[Saved entries]
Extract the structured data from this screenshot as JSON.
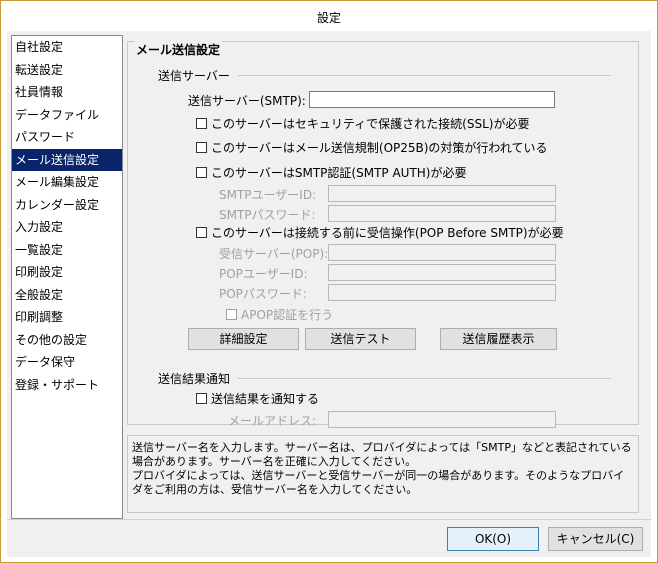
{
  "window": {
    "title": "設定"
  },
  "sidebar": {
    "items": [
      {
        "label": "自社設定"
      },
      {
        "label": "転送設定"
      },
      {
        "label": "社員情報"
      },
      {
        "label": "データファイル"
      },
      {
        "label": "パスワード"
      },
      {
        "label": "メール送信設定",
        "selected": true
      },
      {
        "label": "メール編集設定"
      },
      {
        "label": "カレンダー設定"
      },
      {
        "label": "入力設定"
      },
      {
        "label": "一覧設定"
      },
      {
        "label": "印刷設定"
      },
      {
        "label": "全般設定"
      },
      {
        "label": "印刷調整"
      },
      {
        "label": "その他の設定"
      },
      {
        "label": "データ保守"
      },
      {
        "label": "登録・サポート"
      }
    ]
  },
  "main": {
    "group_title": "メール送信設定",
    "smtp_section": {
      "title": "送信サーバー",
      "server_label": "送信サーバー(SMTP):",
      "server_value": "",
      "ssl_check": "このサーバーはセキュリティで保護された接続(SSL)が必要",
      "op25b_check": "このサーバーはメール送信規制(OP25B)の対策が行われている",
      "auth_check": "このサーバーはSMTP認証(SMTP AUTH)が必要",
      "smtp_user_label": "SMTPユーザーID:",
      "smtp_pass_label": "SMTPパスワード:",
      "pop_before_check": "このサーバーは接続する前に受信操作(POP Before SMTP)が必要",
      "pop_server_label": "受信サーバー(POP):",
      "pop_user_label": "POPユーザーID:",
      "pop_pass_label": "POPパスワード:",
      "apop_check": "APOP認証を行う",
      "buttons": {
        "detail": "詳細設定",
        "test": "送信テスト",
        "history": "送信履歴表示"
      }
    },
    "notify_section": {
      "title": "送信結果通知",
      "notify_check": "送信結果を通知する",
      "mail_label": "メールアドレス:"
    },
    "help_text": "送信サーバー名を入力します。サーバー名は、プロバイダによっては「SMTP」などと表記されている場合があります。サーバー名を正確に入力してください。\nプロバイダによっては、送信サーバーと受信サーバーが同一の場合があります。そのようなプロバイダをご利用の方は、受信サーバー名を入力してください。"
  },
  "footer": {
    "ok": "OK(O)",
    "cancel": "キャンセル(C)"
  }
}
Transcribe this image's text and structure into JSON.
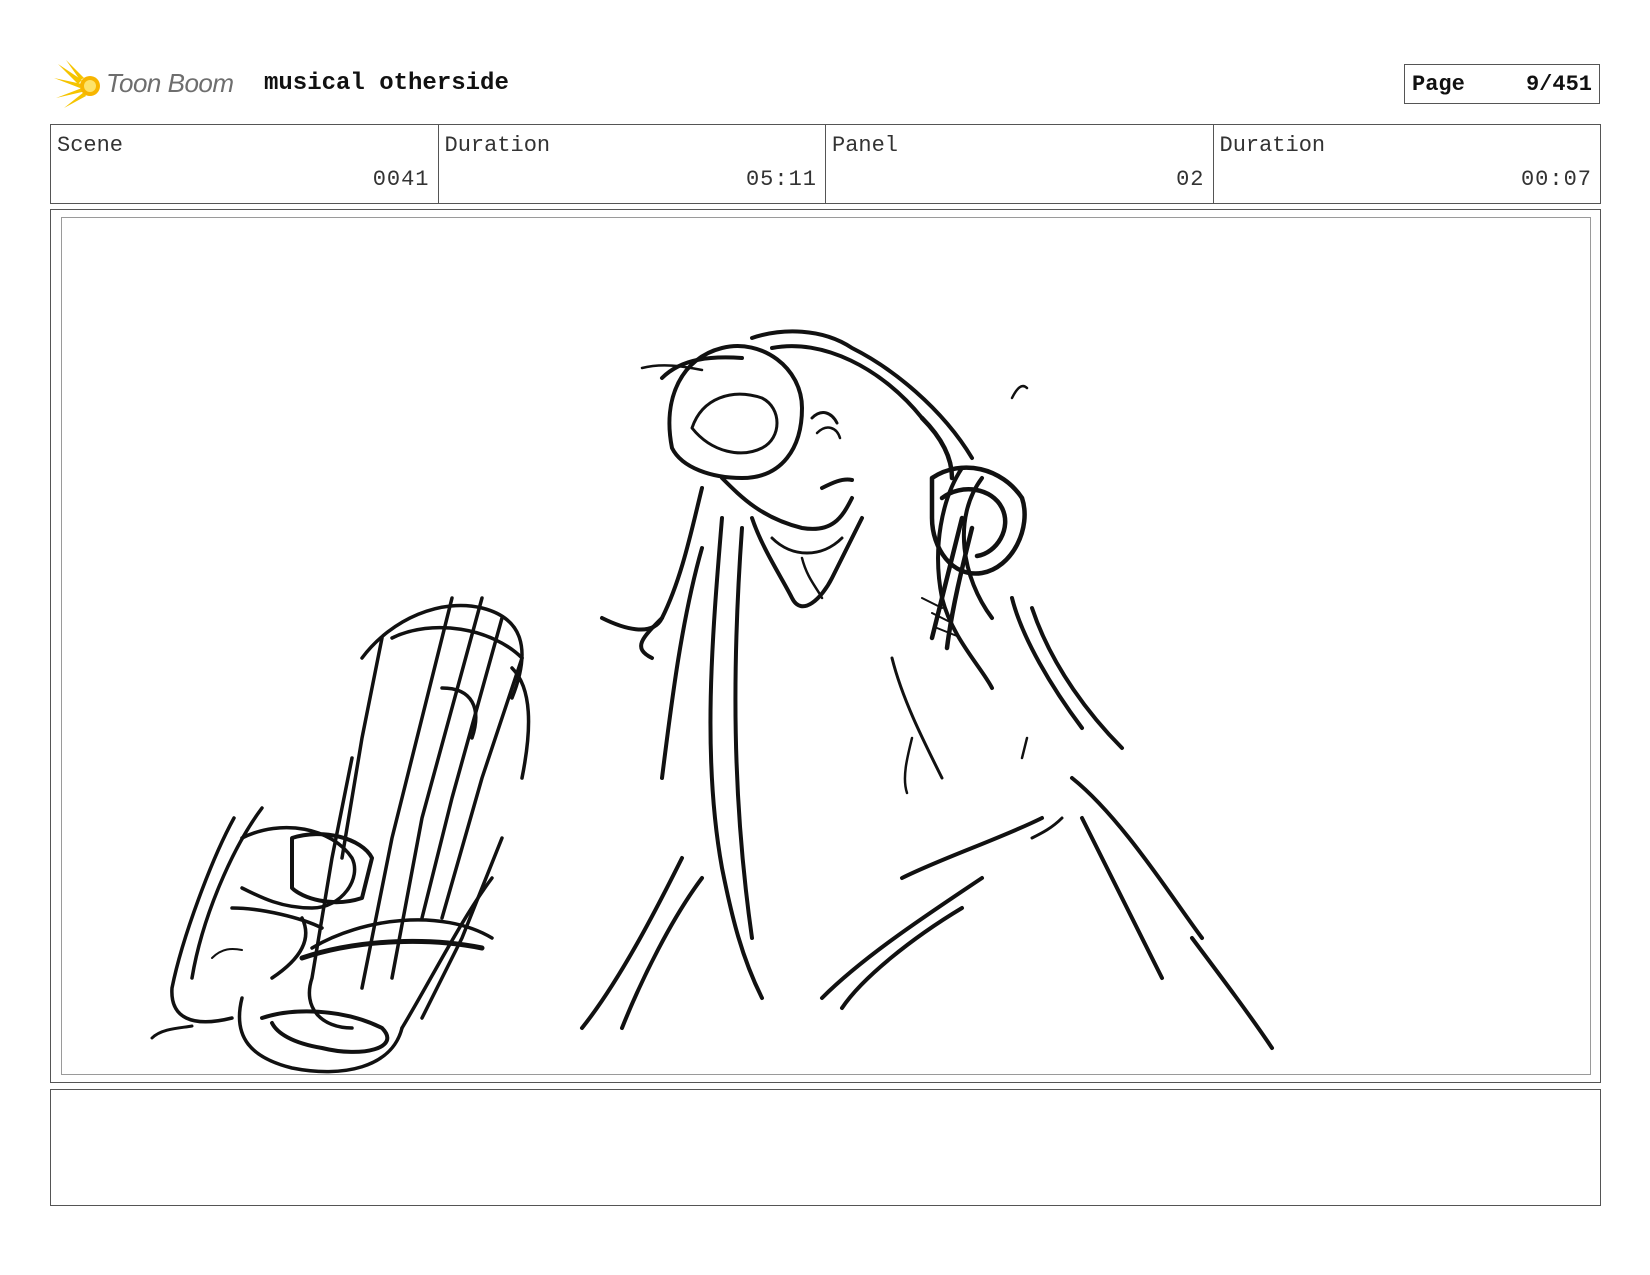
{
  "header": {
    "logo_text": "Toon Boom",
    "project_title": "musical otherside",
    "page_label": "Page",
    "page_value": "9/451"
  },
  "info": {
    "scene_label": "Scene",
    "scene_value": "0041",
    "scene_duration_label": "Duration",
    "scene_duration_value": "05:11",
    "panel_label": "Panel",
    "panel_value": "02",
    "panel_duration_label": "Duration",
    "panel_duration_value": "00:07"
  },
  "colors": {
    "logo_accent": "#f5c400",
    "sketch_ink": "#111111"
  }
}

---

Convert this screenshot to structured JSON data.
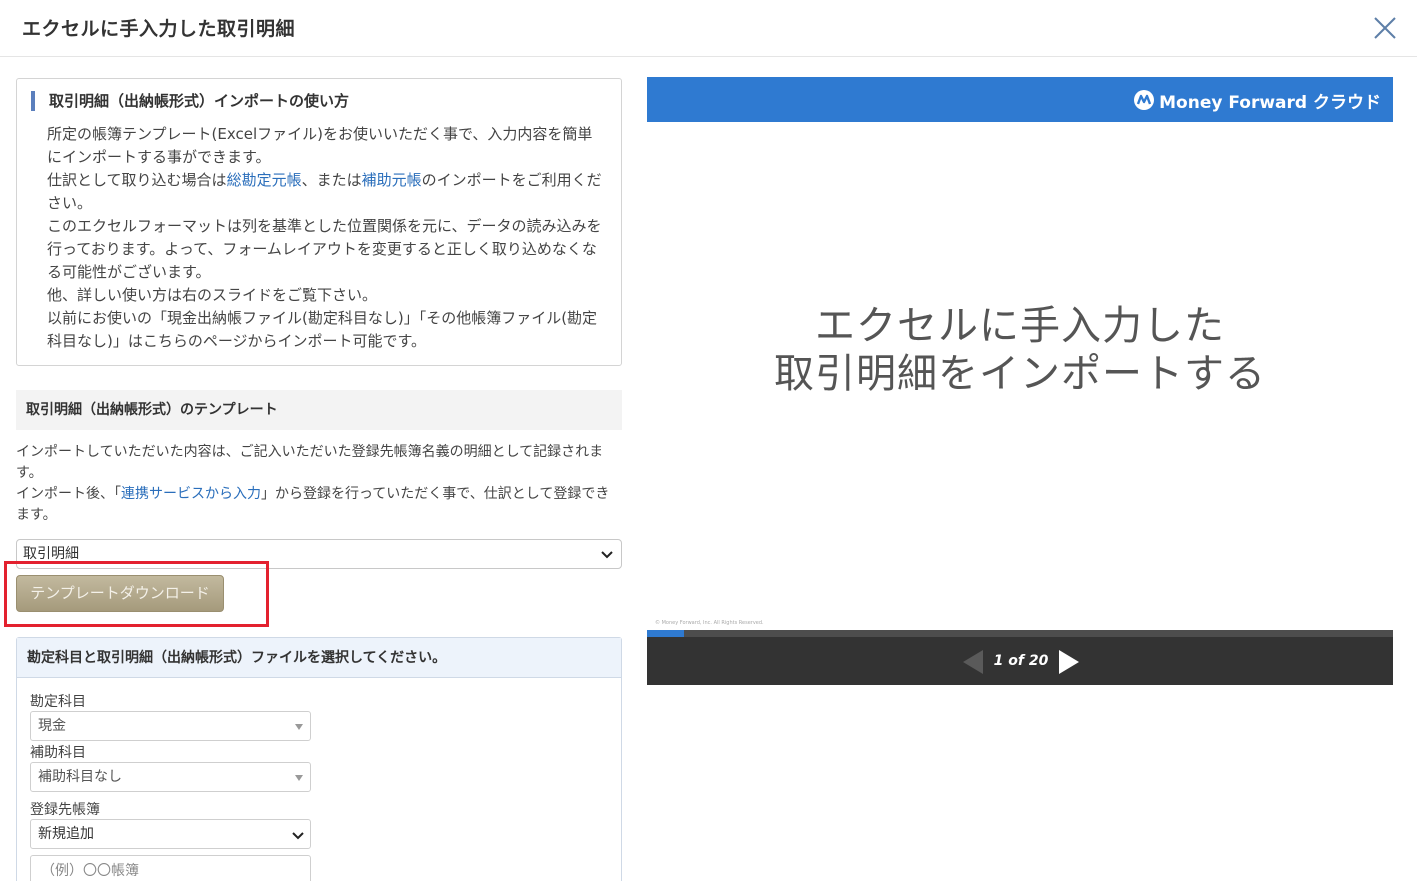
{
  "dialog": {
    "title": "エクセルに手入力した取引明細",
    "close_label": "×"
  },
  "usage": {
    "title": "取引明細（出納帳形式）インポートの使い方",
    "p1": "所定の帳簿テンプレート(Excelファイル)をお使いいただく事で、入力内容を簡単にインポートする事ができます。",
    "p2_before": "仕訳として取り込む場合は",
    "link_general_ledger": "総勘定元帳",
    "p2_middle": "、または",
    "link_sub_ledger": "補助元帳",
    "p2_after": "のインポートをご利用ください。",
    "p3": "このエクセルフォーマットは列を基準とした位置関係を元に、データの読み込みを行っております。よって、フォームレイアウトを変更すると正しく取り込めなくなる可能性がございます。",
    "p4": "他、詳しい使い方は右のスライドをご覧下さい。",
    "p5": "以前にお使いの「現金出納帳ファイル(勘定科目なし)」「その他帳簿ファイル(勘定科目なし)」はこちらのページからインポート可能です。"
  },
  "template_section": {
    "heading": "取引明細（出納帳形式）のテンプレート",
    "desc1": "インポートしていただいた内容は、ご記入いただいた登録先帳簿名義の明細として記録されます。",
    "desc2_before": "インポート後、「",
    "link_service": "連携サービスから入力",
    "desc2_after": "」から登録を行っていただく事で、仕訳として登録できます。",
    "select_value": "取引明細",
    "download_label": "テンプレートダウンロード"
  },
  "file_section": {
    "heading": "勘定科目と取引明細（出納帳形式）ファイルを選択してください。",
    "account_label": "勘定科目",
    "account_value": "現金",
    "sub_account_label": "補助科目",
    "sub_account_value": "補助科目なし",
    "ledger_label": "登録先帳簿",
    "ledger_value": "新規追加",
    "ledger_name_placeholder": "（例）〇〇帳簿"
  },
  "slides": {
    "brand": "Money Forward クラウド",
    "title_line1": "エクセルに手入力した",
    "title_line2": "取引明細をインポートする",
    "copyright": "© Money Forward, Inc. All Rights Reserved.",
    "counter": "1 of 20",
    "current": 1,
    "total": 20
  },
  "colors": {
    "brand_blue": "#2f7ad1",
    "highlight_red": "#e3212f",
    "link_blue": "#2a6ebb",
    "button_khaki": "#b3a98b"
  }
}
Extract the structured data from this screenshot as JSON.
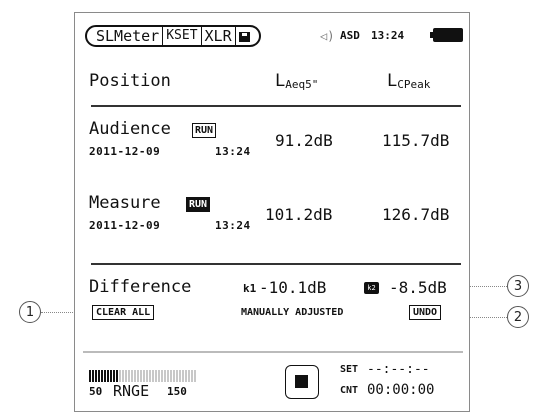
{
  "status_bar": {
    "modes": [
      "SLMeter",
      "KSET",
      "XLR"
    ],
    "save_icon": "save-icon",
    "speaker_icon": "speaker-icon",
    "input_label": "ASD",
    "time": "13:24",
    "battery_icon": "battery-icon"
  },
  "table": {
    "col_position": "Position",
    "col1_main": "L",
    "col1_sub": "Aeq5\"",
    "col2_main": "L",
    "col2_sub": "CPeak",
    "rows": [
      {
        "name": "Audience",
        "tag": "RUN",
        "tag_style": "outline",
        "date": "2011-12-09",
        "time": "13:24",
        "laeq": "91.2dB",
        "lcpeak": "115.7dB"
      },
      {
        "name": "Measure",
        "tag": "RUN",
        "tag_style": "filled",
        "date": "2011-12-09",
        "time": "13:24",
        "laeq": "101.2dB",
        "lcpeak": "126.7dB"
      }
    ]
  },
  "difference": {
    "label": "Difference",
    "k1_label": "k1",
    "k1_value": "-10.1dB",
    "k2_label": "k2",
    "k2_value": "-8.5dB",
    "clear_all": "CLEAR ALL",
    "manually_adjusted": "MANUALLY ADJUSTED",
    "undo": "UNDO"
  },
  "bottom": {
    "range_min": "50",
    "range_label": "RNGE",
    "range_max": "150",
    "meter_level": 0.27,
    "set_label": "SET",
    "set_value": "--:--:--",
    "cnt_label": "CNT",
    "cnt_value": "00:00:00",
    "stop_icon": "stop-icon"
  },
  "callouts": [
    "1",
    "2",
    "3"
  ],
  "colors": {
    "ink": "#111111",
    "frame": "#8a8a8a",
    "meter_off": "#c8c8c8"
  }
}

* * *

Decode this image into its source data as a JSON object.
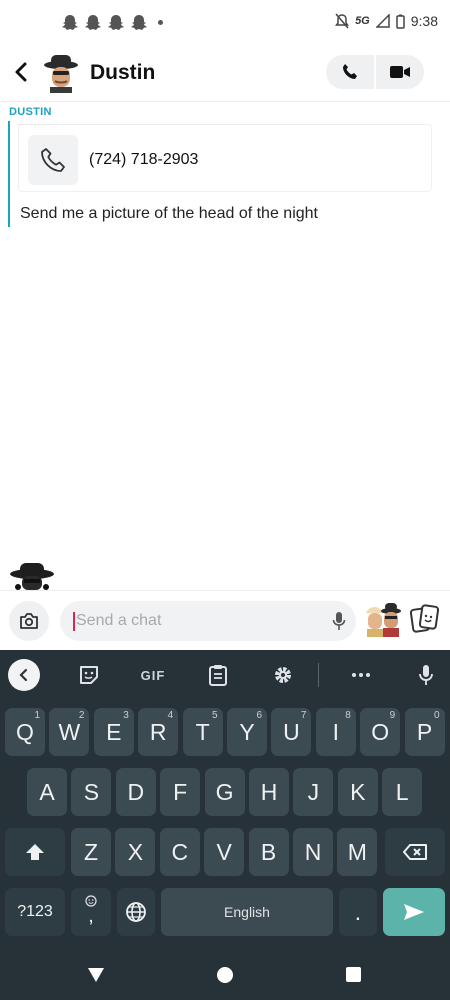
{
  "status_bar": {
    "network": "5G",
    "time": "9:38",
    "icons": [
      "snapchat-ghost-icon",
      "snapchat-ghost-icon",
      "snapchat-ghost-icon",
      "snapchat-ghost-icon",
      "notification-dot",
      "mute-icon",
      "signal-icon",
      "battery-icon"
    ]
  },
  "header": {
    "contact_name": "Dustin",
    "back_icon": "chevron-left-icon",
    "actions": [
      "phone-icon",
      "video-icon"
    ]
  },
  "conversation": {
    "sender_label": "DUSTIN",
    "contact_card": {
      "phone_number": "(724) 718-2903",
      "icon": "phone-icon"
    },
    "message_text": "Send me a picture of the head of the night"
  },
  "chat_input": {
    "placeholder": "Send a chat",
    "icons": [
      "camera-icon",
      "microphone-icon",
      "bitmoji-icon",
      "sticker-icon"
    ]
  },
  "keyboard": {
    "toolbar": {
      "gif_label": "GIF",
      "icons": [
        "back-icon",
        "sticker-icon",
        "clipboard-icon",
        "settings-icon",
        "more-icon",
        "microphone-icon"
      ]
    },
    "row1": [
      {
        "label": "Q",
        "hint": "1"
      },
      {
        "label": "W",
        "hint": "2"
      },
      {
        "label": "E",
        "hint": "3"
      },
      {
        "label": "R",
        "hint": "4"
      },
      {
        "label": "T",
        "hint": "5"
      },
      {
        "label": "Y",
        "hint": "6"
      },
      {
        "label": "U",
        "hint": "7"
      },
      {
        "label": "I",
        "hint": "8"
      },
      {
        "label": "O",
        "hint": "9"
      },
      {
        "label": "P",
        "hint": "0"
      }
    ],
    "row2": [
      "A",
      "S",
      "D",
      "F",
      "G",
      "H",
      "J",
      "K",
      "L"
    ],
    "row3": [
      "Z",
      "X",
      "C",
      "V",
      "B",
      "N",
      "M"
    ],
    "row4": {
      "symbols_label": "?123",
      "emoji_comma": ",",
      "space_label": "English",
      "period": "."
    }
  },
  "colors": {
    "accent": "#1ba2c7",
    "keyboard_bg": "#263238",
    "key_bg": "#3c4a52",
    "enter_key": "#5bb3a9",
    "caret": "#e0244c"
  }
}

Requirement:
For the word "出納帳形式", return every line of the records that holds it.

Output of the task:
    "title": "取引明細（出納帳形式）インポートの使い方",
    "heading": "取引明細（出納帳形式）のテンプレート",
    "heading": "勘定科目と取引明細（出納帳形式）ファイルを選択してください。",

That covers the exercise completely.